------ Records for the exercise

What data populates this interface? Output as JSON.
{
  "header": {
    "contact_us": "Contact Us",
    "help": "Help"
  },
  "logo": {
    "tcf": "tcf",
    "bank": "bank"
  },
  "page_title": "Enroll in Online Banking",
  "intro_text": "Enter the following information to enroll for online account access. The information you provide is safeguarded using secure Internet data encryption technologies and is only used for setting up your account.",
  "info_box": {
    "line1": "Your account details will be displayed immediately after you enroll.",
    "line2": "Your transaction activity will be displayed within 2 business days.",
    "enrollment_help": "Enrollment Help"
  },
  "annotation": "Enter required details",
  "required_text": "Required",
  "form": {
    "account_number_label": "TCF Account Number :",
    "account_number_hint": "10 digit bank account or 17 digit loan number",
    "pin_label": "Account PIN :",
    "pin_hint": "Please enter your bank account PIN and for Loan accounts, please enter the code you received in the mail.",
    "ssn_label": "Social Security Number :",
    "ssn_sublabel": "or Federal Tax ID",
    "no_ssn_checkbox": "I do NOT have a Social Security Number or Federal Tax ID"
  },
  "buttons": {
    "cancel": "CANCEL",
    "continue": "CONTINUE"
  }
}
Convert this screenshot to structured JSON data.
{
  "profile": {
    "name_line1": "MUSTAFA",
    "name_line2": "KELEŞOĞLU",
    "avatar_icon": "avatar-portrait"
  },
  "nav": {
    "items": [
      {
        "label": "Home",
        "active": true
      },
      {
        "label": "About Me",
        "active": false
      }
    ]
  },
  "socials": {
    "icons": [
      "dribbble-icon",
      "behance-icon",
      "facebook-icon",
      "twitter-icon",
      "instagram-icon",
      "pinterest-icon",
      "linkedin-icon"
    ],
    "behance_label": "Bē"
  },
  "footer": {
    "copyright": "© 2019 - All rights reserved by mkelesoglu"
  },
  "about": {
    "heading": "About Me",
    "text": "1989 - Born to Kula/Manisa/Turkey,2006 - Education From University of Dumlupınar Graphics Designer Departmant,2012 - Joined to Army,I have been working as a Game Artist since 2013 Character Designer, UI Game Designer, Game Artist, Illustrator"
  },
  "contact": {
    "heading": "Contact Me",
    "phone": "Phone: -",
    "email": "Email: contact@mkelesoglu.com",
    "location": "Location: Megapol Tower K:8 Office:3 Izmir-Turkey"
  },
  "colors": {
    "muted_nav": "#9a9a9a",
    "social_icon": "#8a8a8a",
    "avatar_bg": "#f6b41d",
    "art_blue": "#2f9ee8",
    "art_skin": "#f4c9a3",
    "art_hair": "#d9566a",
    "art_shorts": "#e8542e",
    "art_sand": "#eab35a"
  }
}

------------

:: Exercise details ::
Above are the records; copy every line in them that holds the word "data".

:: Written answer ::
What data populates this interface? Output as JSON.
  "intro_text": "Enter the following information to enroll for online account access. The information you provide is safeguarded using secure Internet data encryption technologies and is only used for setting up your account.",
Convert this screenshot to structured JSON data.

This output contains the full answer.